Gilmour has started an Indiegogo campaign to raise $US30,000 to supplement finance from a Pashtun philanthropist.
While keeping details quiet for security reasons, he plans to shoot in northern Pakistan and Afghanistan later this year.
“I believe very strongly in authenticity,” he says. “If I’m making a film that purports to reveal a truth about these people and a path to peace, I need to shoot on location with the very people the story is about.
“I’m not going to be dressing up Mexicans as Afghans.” Star Wars takes summer holidays box office title
Over the summer holidays, Star Wars: The Force Awakens has dominated cinemas like no movie since Avatar six years ago.
In six weeks it has taken $88.2 million and seems set to finish with more than $90 million – second on the all-time list but, without multiple repeat visits, well short of Avatar’s record $115.6 million.
By last weekend, the next biggest hit over the holidays was the comedy Daddy’s Home with $19.9 million.
On the back of a dozen Oscar nominations, The Revenant has reached a solid $13.2 million in three weeks.
While the holidays are usually a strong time for animated movies, there were decent but still somewhat disappointing takings for three this summer – The Good Dinosaur ($13.9 million), Alvin and the Chipmunks: Road Chip ($12.6 million) and especially Snoopy and Charlie Brown: The Peanuts Movie ($7.2 million).
The hottest ticket last weekend was The Hateful Eight.
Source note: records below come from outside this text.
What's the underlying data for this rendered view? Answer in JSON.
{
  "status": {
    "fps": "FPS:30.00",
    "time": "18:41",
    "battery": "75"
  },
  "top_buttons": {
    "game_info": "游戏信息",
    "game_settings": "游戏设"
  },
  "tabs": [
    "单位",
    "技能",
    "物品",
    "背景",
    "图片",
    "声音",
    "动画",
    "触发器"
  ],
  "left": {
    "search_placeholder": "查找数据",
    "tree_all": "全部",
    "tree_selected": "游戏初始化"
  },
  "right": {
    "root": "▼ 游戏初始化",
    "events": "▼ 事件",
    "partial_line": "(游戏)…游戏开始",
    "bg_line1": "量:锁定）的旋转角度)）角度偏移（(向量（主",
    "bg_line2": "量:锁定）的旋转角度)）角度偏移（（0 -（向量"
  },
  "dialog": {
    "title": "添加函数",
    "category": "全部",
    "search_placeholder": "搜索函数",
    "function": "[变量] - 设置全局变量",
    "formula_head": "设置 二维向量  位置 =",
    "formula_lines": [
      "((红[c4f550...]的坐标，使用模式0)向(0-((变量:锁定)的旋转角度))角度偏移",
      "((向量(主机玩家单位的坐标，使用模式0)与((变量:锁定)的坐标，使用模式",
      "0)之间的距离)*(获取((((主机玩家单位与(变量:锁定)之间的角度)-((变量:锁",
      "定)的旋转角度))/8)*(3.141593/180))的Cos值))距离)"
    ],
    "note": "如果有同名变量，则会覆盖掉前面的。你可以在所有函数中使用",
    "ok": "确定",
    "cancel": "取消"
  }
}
Boosted by a high-profile visit by Quentin Tarantino, Samuel L. Jackson and Kurt Russell, it took $2.4 million to top the box office chart, reaching $3.4 million with two weeks of 70mm screenings. Alvin’s purple patch at Slamdance
Screening at Slamdance: Teik-Kim Pok in Alvin’s Harmonious World of Opposites.
Australian filmmaker Platon Theodoris has been enjoying unfamiliar weather – “it’s minus three outside and there’s a metre of snow on the streets” – as Alvin’s Harmonious World of Opposites screens at Slamdance in Utah.
An informal co-production between Australia and Indonesia, the quirky blend of comedy, drama, road movie and magical realism tells a story about a pedantic translator (Teik-Kim Pok) who discovers a new world in his roof after a neighbour (Vashti Hughes) suspects their building has a flea infestation.
Made with funds raised privately, it was shot in Sydney, Kalgoorlie and Jakarta and is screening in a festival sometimes described as Sundance’s Director’s Fortnight.
“Slamdance is where the true spirit of independent film making thrives,” says Theodoris. “The film had a sold-out screening here on Saturday and we’ve already sold-out our second screening this Thursday.”
Alvin’s Harmonious World will have what’s described as a “bespoke” cinema release in March, including a a Melbourne premiere at the Australian Centre for the Moving Image with a Q&A on March 26, Sydney’s Golden Age on April 10 and Parramatta’s Riverside Theatres with a Q&A on April 20. The film’s web site is here. Cleverman to debut in Berlin
Hunter Page-Lochard as Koen in Cleverman.
The Indigenous sci-film TV series Cleverman will have its world premiere as one of four Australian projects selected for the Berlin Film Festival next month.
Produced by Goalpost Pictures (The Sapphires, Holding The Man) and directed by Wayne Blair and Leah Purcell, it will screen as one of six TV series selected from around the world in a section called Berlinale Special Series.
Cleverman is based on an idea by writer Ryan Griffen, who describes it as a show about Australia’s own superheroes.
“It’s a modern story with ancient roots, about how humans treat others in a world where Aboriginal dreamtime creatures exist,” he told Screen Blog.
The cast includes Hunter Page-Lochard, Frances O’Connor, Deborah Mailman, Iain Glen and Ryan Corr.
Thrilled producer Rosemary Blight says selection of the ABC series for Berlin is “nerve-wracking and wonderful at the same time.”
Also screening at the festival is theatre director Rosemary Myers’ quirky coming-of-age film Girl Asleep in the children’s section Generation 14plus and two Australian shorts: Bryn Chainey’s Kill Your Dinner and actor-director Alice Englert’s The Boyfriend Game.
This story Administrator ready to work first appeared on Nanjing Night Net.